### WHAT IS REQUIRED
Of the lines below, report only those that contain "sketch".

---------- STUDY MATERIAL

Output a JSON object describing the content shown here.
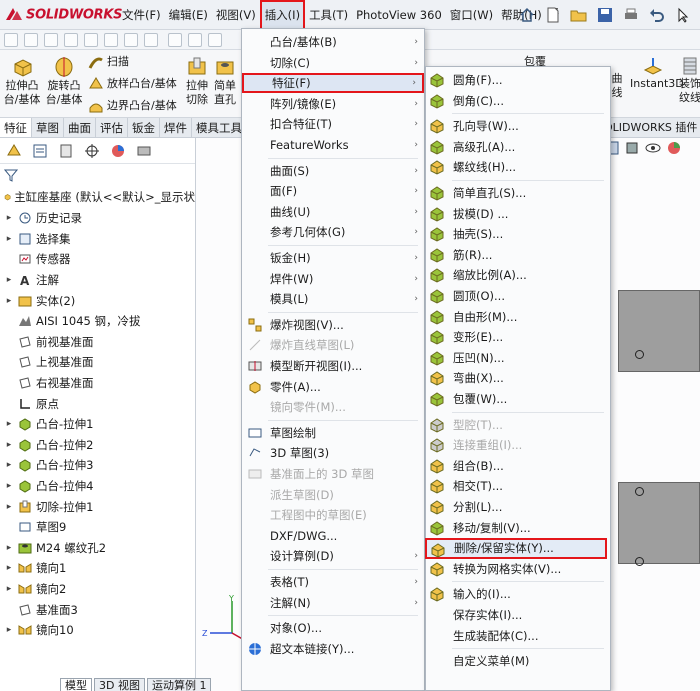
{
  "app": {
    "logo_text": "SOLIDWORKS",
    "brand_color": "#c8102e",
    "highlight_color": "#e4161b"
  },
  "menubar": {
    "items": [
      "文件(F)",
      "编辑(E)",
      "视图(V)",
      "插入(I)",
      "工具(T)",
      "PhotoView 360",
      "窗口(W)",
      "帮助(H)"
    ],
    "pin_icon": "pin-icon"
  },
  "ribbon": {
    "extrude_boss": "拉伸凸\n台/基体",
    "revolve_boss": "旋转凸\n台/基体",
    "sweep": "扫描",
    "loft_boss": "放样凸台/基体",
    "boundary_boss": "边界凸台/基体",
    "extrude_cut": "拉伸\n切除",
    "hole": "简单\n直孔",
    "wrap": "包覆",
    "instant3d": "Instant3D",
    "cosmetic": "装饰\n纹线",
    "curves": "曲\n线"
  },
  "tabs": {
    "items": [
      "特征",
      "草图",
      "曲面",
      "评估",
      "钣金",
      "焊件",
      "模具工具"
    ],
    "right_label": "OLIDWORKS 插件"
  },
  "tree": {
    "root": "主缸座基座 (默认<<默认>_显示状",
    "items": [
      {
        "label": "历史记录",
        "icon": "history-icon",
        "exp": "▸"
      },
      {
        "label": "选择集",
        "icon": "selection-set-icon",
        "exp": "▸"
      },
      {
        "label": "传感器",
        "icon": "sensor-icon",
        "exp": ""
      },
      {
        "label": "注解",
        "icon": "annotation-icon",
        "exp": "▸"
      },
      {
        "label": "实体(2)",
        "icon": "solid-bodies-icon",
        "exp": "▸"
      },
      {
        "label": "AISI 1045 钢，冷拔",
        "icon": "material-icon",
        "exp": ""
      },
      {
        "label": "前视基准面",
        "icon": "plane-icon",
        "exp": ""
      },
      {
        "label": "上视基准面",
        "icon": "plane-icon",
        "exp": ""
      },
      {
        "label": "右视基准面",
        "icon": "plane-icon",
        "exp": ""
      },
      {
        "label": "原点",
        "icon": "origin-icon",
        "exp": ""
      },
      {
        "label": "凸台-拉伸1",
        "icon": "boss-extrude-icon",
        "exp": "▸"
      },
      {
        "label": "凸台-拉伸2",
        "icon": "boss-extrude-icon",
        "exp": "▸"
      },
      {
        "label": "凸台-拉伸3",
        "icon": "boss-extrude-icon",
        "exp": "▸"
      },
      {
        "label": "凸台-拉伸4",
        "icon": "boss-extrude-icon",
        "exp": "▸"
      },
      {
        "label": "切除-拉伸1",
        "icon": "cut-extrude-icon",
        "exp": "▸"
      },
      {
        "label": "草图9",
        "icon": "sketch-icon",
        "exp": ""
      },
      {
        "label": "M24 螺纹孔2",
        "icon": "hole-wizard-icon",
        "exp": "▸"
      },
      {
        "label": "镜向1",
        "icon": "mirror-icon",
        "exp": "▸"
      },
      {
        "label": "镜向2",
        "icon": "mirror-icon",
        "exp": "▸"
      },
      {
        "label": "基准面3",
        "icon": "plane-icon",
        "exp": ""
      },
      {
        "label": "镜向10",
        "icon": "mirror-icon",
        "exp": "▸"
      }
    ]
  },
  "bottom_tabs": [
    "模型",
    "3D 视图",
    "运动算例 1"
  ],
  "insert_menu": {
    "items": [
      {
        "label": "凸台/基体(B)",
        "arrow": "›",
        "dis": false,
        "icon": ""
      },
      {
        "label": "切除(C)",
        "arrow": "›",
        "dis": false,
        "icon": ""
      },
      {
        "label": "特征(F)",
        "arrow": "›",
        "dis": false,
        "icon": "",
        "hl": true
      },
      {
        "label": "阵列/镜像(E)",
        "arrow": "›",
        "dis": false,
        "icon": ""
      },
      {
        "label": "扣合特征(T)",
        "arrow": "›",
        "dis": false,
        "icon": ""
      },
      {
        "label": "FeatureWorks",
        "arrow": "›",
        "dis": false,
        "icon": ""
      },
      {
        "sep": true
      },
      {
        "label": "曲面(S)",
        "arrow": "›",
        "dis": false,
        "icon": ""
      },
      {
        "label": "面(F)",
        "arrow": "›",
        "dis": false,
        "icon": ""
      },
      {
        "label": "曲线(U)",
        "arrow": "›",
        "dis": false,
        "icon": ""
      },
      {
        "label": "参考几何体(G)",
        "arrow": "›",
        "dis": false,
        "icon": ""
      },
      {
        "sep": true
      },
      {
        "label": "钣金(H)",
        "arrow": "›",
        "dis": false,
        "icon": ""
      },
      {
        "label": "焊件(W)",
        "arrow": "›",
        "dis": false,
        "icon": ""
      },
      {
        "label": "模具(L)",
        "arrow": "›",
        "dis": false,
        "icon": ""
      },
      {
        "sep": true
      },
      {
        "label": "爆炸视图(V)...",
        "arrow": "",
        "dis": false,
        "icon": "explode-icon"
      },
      {
        "label": "爆炸直线草图(L)",
        "arrow": "",
        "dis": true,
        "icon": "explode-line-icon"
      },
      {
        "label": "模型断开视图(I)...",
        "arrow": "",
        "dis": false,
        "icon": "break-view-icon"
      },
      {
        "label": "零件(A)...",
        "arrow": "",
        "dis": false,
        "icon": "part-icon"
      },
      {
        "label": "镜向零件(M)...",
        "arrow": "",
        "dis": true,
        "icon": ""
      },
      {
        "sep": true
      },
      {
        "label": "草图绘制",
        "arrow": "",
        "dis": false,
        "icon": "sketch-icon"
      },
      {
        "label": "3D 草图(3)",
        "arrow": "",
        "dis": false,
        "icon": "3d-sketch-icon"
      },
      {
        "label": "基准面上的 3D 草图",
        "arrow": "",
        "dis": true,
        "icon": "3d-sketch-plane-icon"
      },
      {
        "label": "派生草图(D)",
        "arrow": "",
        "dis": true,
        "icon": ""
      },
      {
        "label": "工程图中的草图(E)",
        "arrow": "",
        "dis": true,
        "icon": ""
      },
      {
        "label": "DXF/DWG...",
        "arrow": "",
        "dis": false,
        "icon": ""
      },
      {
        "label": "设计算例(D)",
        "arrow": "›",
        "dis": false,
        "icon": ""
      },
      {
        "sep": true
      },
      {
        "label": "表格(T)",
        "arrow": "›",
        "dis": false,
        "icon": ""
      },
      {
        "label": "注解(N)",
        "arrow": "›",
        "dis": false,
        "icon": ""
      },
      {
        "sep": true
      },
      {
        "label": "对象(O)...",
        "arrow": "",
        "dis": false,
        "icon": ""
      },
      {
        "label": "超文本链接(Y)...",
        "arrow": "",
        "dis": false,
        "icon": "hyperlink-icon"
      }
    ]
  },
  "feature_submenu": {
    "items": [
      {
        "label": "圆角(F)...",
        "dis": false,
        "icon": "fillet-icon"
      },
      {
        "label": "倒角(C)...",
        "dis": false,
        "icon": "chamfer-icon"
      },
      {
        "sep": true
      },
      {
        "label": "孔向导(W)...",
        "dis": false,
        "icon": "hole-wizard-icon"
      },
      {
        "label": "高级孔(A)...",
        "dis": false,
        "icon": "advanced-hole-icon"
      },
      {
        "label": "螺纹线(H)...",
        "dis": false,
        "icon": "thread-icon"
      },
      {
        "sep": true
      },
      {
        "label": "简单直孔(S)...",
        "dis": false,
        "icon": "simple-hole-icon"
      },
      {
        "label": "拔模(D) ...",
        "dis": false,
        "icon": "draft-icon"
      },
      {
        "label": "抽壳(S)...",
        "dis": false,
        "icon": "shell-icon"
      },
      {
        "label": "筋(R)...",
        "dis": false,
        "icon": "rib-icon"
      },
      {
        "label": "缩放比例(A)...",
        "dis": false,
        "icon": "scale-icon"
      },
      {
        "label": "圆顶(O)...",
        "dis": false,
        "icon": "dome-icon"
      },
      {
        "label": "自由形(M)...",
        "dis": false,
        "icon": "freeform-icon"
      },
      {
        "label": "变形(E)...",
        "dis": false,
        "icon": "deform-icon"
      },
      {
        "label": "压凹(N)...",
        "dis": false,
        "icon": "indent-icon"
      },
      {
        "label": "弯曲(X)...",
        "dis": false,
        "icon": "flex-icon"
      },
      {
        "label": "包覆(W)...",
        "dis": false,
        "icon": "wrap-icon"
      },
      {
        "sep": true
      },
      {
        "label": "型腔(T)...",
        "dis": true,
        "icon": "cavity-icon"
      },
      {
        "label": "连接重组(I)...",
        "dis": true,
        "icon": "join-icon"
      },
      {
        "label": "组合(B)...",
        "dis": false,
        "icon": "combine-icon"
      },
      {
        "label": "相交(T)...",
        "dis": false,
        "icon": "intersect-icon"
      },
      {
        "label": "分割(L)...",
        "dis": false,
        "icon": "split-icon"
      },
      {
        "label": "移动/复制(V)...",
        "dis": false,
        "icon": "move-copy-icon"
      },
      {
        "label": "删除/保留实体(Y)...",
        "dis": false,
        "icon": "delete-body-icon",
        "hl": true
      },
      {
        "label": "转换为网格实体(V)...",
        "dis": false,
        "icon": "convert-mesh-icon"
      },
      {
        "sep": true
      },
      {
        "label": "输入的(I)...",
        "dis": false,
        "icon": "imported-icon"
      },
      {
        "label": "保存实体(I)...",
        "dis": false,
        "icon": ""
      },
      {
        "label": "生成装配体(C)...",
        "dis": false,
        "icon": ""
      },
      {
        "sep": true
      },
      {
        "label": "自定义菜单(M)",
        "dis": false,
        "icon": ""
      }
    ]
  }
}
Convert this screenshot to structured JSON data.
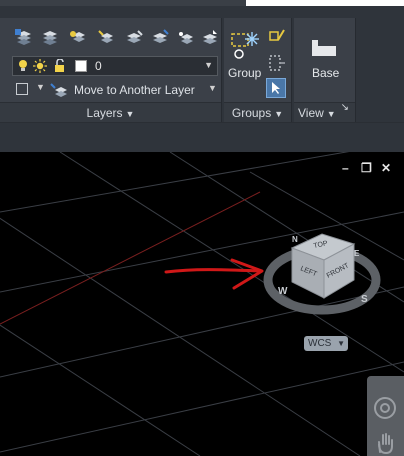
{
  "ribbon": {
    "layers_panel": {
      "title": "Layers",
      "layer_combo_value": "0",
      "move_button_label": "Move to Another Layer",
      "tool_icons": [
        "layer-properties-icon",
        "layer-isolate-icon",
        "layer-off-icon",
        "layer-freeze-icon",
        "layer-lock-icon",
        "layer-unisolate-icon",
        "layer-thaw-icon",
        "layer-match-icon"
      ]
    },
    "groups_panel": {
      "title": "Groups",
      "group_button_label": "Group"
    },
    "view_panel": {
      "title": "View",
      "base_button_label": "Base"
    }
  },
  "viewport": {
    "controls": {
      "minimize": "–",
      "restore": "❐",
      "close": "✕"
    },
    "viewcube": {
      "face_top": "TOP",
      "face_left": "LEFT",
      "face_front": "FRONT",
      "compass_n": "N",
      "compass_e": "E",
      "compass_s": "S",
      "compass_w": "W"
    },
    "wcs_label": "WCS"
  },
  "colors": {
    "ribbon_bg": "#2f343b",
    "panel_bg": "#3b4048",
    "viewport_bg": "#000000",
    "grid_line": "#3a3e45",
    "axis_red": "#7a1f1f",
    "annotation_arrow": "#d01818",
    "viewcube_gray": "#b9bec4"
  }
}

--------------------

### FINISHED EXERCISE
        "icon": "sketch-icon",
        "icon": "sketch-icon"
        "icon": "3d-sketch-icon"
        "icon": "3d-sketch-plane-icon"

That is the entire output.